__Data shown__
#####
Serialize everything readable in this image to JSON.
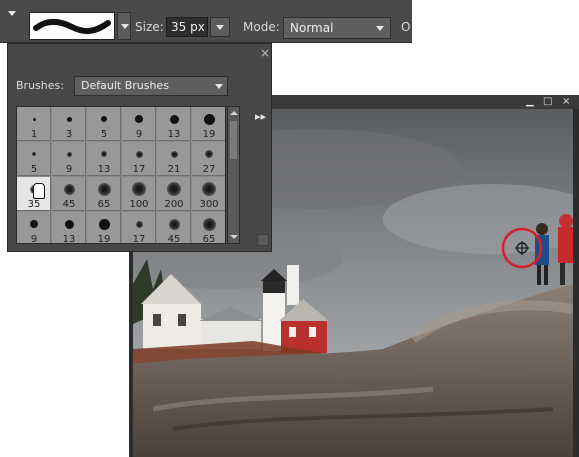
{
  "options_bar": {
    "size_label": "Size:",
    "size_value": "35 px",
    "mode_label": "Mode:",
    "mode_value": "Normal",
    "trailing_label": "O"
  },
  "brush_picker": {
    "brushes_label": "Brushes:",
    "brushes_value": "Default Brushes",
    "close_glyph": "×",
    "flyout_glyph": "▸▸",
    "presets": [
      {
        "label": "1",
        "style": "hard"
      },
      {
        "label": "3",
        "style": "hard"
      },
      {
        "label": "5",
        "style": "hard"
      },
      {
        "label": "9",
        "style": "hard"
      },
      {
        "label": "13",
        "style": "hard"
      },
      {
        "label": "19",
        "style": "hard"
      },
      {
        "label": "5",
        "style": "soft"
      },
      {
        "label": "9",
        "style": "soft"
      },
      {
        "label": "13",
        "style": "soft"
      },
      {
        "label": "17",
        "style": "soft"
      },
      {
        "label": "21",
        "style": "soft"
      },
      {
        "label": "27",
        "style": "soft"
      },
      {
        "label": "35",
        "style": "soft",
        "selected": true
      },
      {
        "label": "45",
        "style": "soft"
      },
      {
        "label": "65",
        "style": "soft"
      },
      {
        "label": "100",
        "style": "soft"
      },
      {
        "label": "200",
        "style": "soft"
      },
      {
        "label": "300",
        "style": "soft"
      },
      {
        "label": "9",
        "style": "hard"
      },
      {
        "label": "13",
        "style": "hard"
      },
      {
        "label": "19",
        "style": "hard"
      },
      {
        "label": "17",
        "style": "soft"
      },
      {
        "label": "45",
        "style": "soft"
      },
      {
        "label": "65",
        "style": "soft"
      }
    ]
  },
  "image_window": {
    "minimize_glyph": "▁",
    "restore_glyph": "□",
    "close_glyph": "×"
  },
  "colors": {
    "cursor_highlight": "#d8202a"
  }
}
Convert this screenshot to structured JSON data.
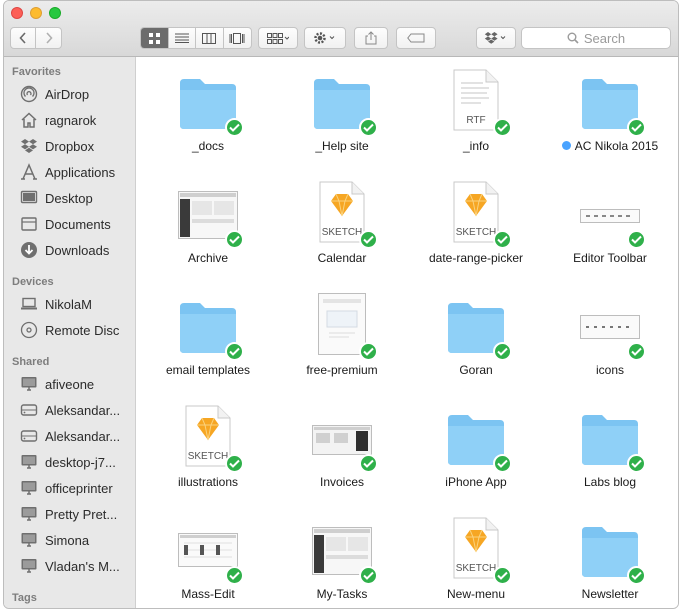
{
  "window": {
    "title": ""
  },
  "toolbar": {
    "search_placeholder": "Search",
    "back_icon": "chevron-left-icon",
    "forward_icon": "chevron-right-icon",
    "view_modes": [
      "icon-view",
      "list-view",
      "column-view",
      "coverflow-view"
    ],
    "active_view": "icon-view"
  },
  "sidebar": {
    "favorites_title": "Favorites",
    "favorites": [
      {
        "label": "AirDrop",
        "icon": "airdrop-icon"
      },
      {
        "label": "ragnarok",
        "icon": "home-icon"
      },
      {
        "label": "Dropbox",
        "icon": "dropbox-icon"
      },
      {
        "label": "Applications",
        "icon": "applications-icon"
      },
      {
        "label": "Desktop",
        "icon": "desktop-icon"
      },
      {
        "label": "Documents",
        "icon": "documents-icon"
      },
      {
        "label": "Downloads",
        "icon": "downloads-icon"
      }
    ],
    "devices_title": "Devices",
    "devices": [
      {
        "label": "NikolaM",
        "icon": "laptop-icon"
      },
      {
        "label": "Remote Disc",
        "icon": "disc-icon"
      }
    ],
    "shared_title": "Shared",
    "shared": [
      {
        "label": "afiveone",
        "icon": "monitor-icon"
      },
      {
        "label": "Aleksandar...",
        "icon": "server-icon"
      },
      {
        "label": "Aleksandar...",
        "icon": "server-icon"
      },
      {
        "label": "desktop-j7...",
        "icon": "monitor-icon"
      },
      {
        "label": "officeprinter",
        "icon": "monitor-icon"
      },
      {
        "label": "Pretty Pret...",
        "icon": "monitor-icon"
      },
      {
        "label": "Simona",
        "icon": "monitor-icon"
      },
      {
        "label": "Vladan's M...",
        "icon": "monitor-icon"
      }
    ],
    "tags_title": "Tags"
  },
  "files": [
    {
      "label": "_docs",
      "kind": "folder",
      "synced": true
    },
    {
      "label": "_Help site",
      "kind": "folder",
      "synced": true
    },
    {
      "label": "_info",
      "kind": "rtf",
      "badge": "RTF",
      "synced": true
    },
    {
      "label": "AC Nikola 2015",
      "kind": "folder",
      "synced": true,
      "tag_color": "#4aa3ff"
    },
    {
      "label": "Archive",
      "kind": "screenshot",
      "synced": true
    },
    {
      "label": "Calendar",
      "kind": "sketch",
      "badge": "SKETCH",
      "synced": true
    },
    {
      "label": "date-range-picker",
      "kind": "sketch",
      "badge": "SKETCH",
      "synced": true
    },
    {
      "label": "Editor Toolbar",
      "kind": "strip",
      "synced": true
    },
    {
      "label": "email templates",
      "kind": "folder",
      "synced": true
    },
    {
      "label": "free-premium",
      "kind": "doc",
      "synced": true
    },
    {
      "label": "Goran",
      "kind": "folder",
      "synced": true
    },
    {
      "label": "icons",
      "kind": "strip2",
      "synced": true
    },
    {
      "label": "illustrations",
      "kind": "sketch",
      "badge": "SKETCH",
      "synced": true
    },
    {
      "label": "Invoices",
      "kind": "screenshot2",
      "synced": true
    },
    {
      "label": "iPhone App",
      "kind": "folder",
      "synced": true
    },
    {
      "label": "Labs blog",
      "kind": "folder",
      "synced": true
    },
    {
      "label": "Mass-Edit",
      "kind": "screenshot3",
      "synced": true
    },
    {
      "label": "My-Tasks",
      "kind": "screenshot",
      "synced": true
    },
    {
      "label": "New-menu",
      "kind": "sketch",
      "badge": "SKETCH",
      "synced": true
    },
    {
      "label": "Newsletter",
      "kind": "folder",
      "synced": true
    }
  ],
  "colors": {
    "folder": "#7cc4f2",
    "sync_check": "#2fb04a",
    "sketch": "#f6a623"
  }
}
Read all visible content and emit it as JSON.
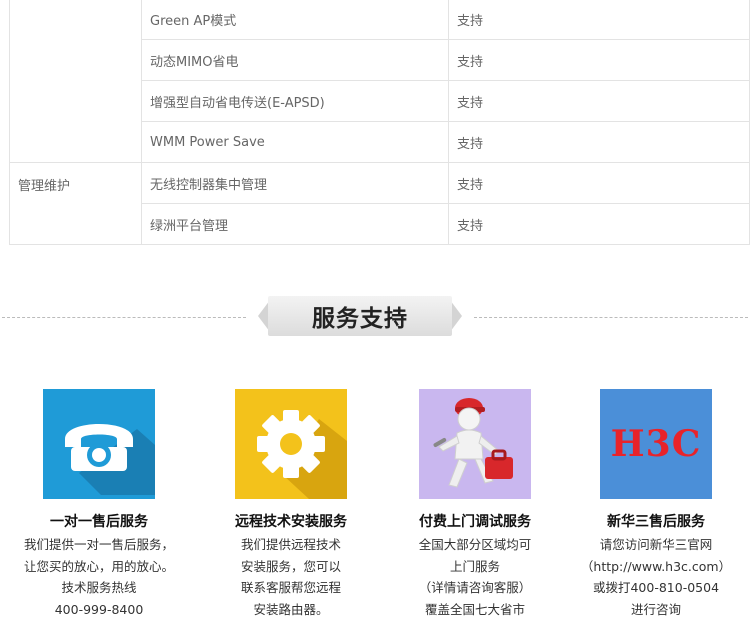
{
  "spec_table": {
    "rows": [
      {
        "category": "",
        "feature": "Green AP模式",
        "value": "支持"
      },
      {
        "category": "",
        "feature": "动态MIMO省电",
        "value": "支持"
      },
      {
        "category": "",
        "feature": "增强型自动省电传送(E-APSD)",
        "value": "支持"
      },
      {
        "category": "",
        "feature": "WMM Power Save",
        "value": "支持"
      },
      {
        "category": "管理维护",
        "feature": "无线控制器集中管理",
        "value": "支持"
      },
      {
        "category": "",
        "feature": "绿洲平台管理",
        "value": "支持"
      }
    ]
  },
  "service_section": {
    "title": "服务支持"
  },
  "services": [
    {
      "icon": "telephone-icon",
      "color": "#1f9bd7",
      "name": "一对一售后服务",
      "lines": [
        "我们提供一对一售后服务，",
        "让您买的放心，用的放心。",
        "技术服务热线",
        "400-999-8400"
      ]
    },
    {
      "icon": "gear-icon",
      "color": "#f3c21b",
      "name": "远程技术安装服务",
      "lines": [
        "我们提供远程技术",
        "安装服务，您可以",
        "联系客服帮您远程",
        "安装路由器。"
      ]
    },
    {
      "icon": "repairman-icon",
      "color": "#c9b7ef",
      "name": "付费上门调试服务",
      "lines": [
        "全国大部分区域均可",
        "上门服务",
        "（详情请咨询客服）",
        "覆盖全国七大省市"
      ]
    },
    {
      "icon": "h3c-logo",
      "color": "#4b8fd8",
      "logo_text": "H3C",
      "name": "新华三售后服务",
      "lines": [
        "请您访问新华三官网",
        "（http://www.h3c.com）",
        "或拨打400-810-0504",
        "进行咨询"
      ]
    }
  ]
}
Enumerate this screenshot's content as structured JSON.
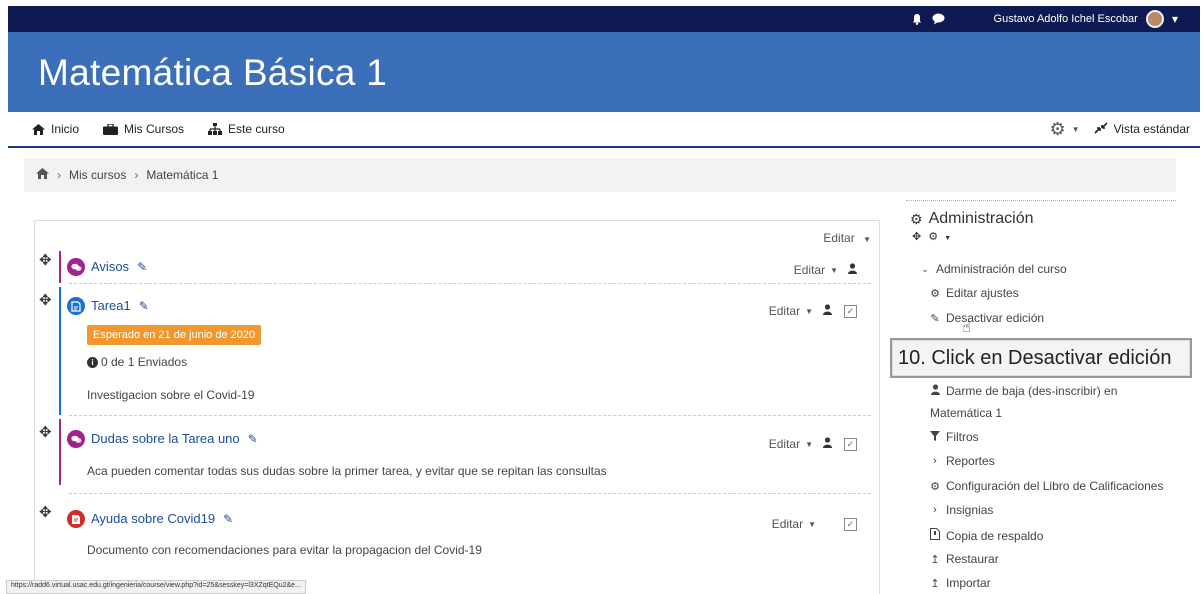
{
  "topbar": {
    "user_name": "Gustavo Adolfo Ichel Escobar",
    "bell_icon": "bell-icon",
    "chat_icon": "chat-icon"
  },
  "banner": {
    "title": "Matemática Básica 1"
  },
  "nav": {
    "inicio": "Inicio",
    "mis_cursos": "Mis Cursos",
    "este_curso": "Este curso",
    "vista": "Vista estándar"
  },
  "breadcrumb": {
    "level1": "Mis cursos",
    "level2": "Matemática 1"
  },
  "main": {
    "editar_top": "Editar",
    "activities": [
      {
        "title": "Avisos",
        "edit": "Editar",
        "color": "#a2238f"
      },
      {
        "title": "Tarea1",
        "edit": "Editar",
        "color": "#1e6fd0",
        "due": "Esperado en 21 de junio de 2020",
        "submitted": "0 de 1 Enviados",
        "desc": "Investigacion sobre el Covid-19"
      },
      {
        "title": "Dudas sobre la Tarea uno",
        "edit": "Editar",
        "color": "#a2238f",
        "desc": "Aca pueden comentar todas sus dudas sobre la primer tarea, y evitar que se repitan las consultas"
      },
      {
        "title": "Ayuda sobre Covid19",
        "edit": "Editar",
        "color": "#d12b2b",
        "desc": "Documento con recomendaciones para evitar la propagacion del Covid-19"
      }
    ]
  },
  "sidebar": {
    "heading": "Administración",
    "section": "Administración del curso",
    "items": [
      "Editar ajustes",
      "Desactivar edición",
      "Darme de baja (des-inscribir) en",
      "Matemática 1",
      "Filtros",
      "Reportes",
      "Configuración del Libro de Calificaciones",
      "Insignias",
      "Copia de respaldo",
      "Restaurar",
      "Importar"
    ]
  },
  "callout": {
    "text": "10. Click en Desactivar edición"
  },
  "statusbar": {
    "url": "https://radd6.virtual.usac.edu.gt/ingenieria/course/view.php?id=25&sesskey=l3XZqtEQu2&e..."
  },
  "colors": {
    "topbar": "#0f1a52",
    "banner": "#3b6fb9",
    "link": "#1c4ea0",
    "due_badge": "#f0972d"
  }
}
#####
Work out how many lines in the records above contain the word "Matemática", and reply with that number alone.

3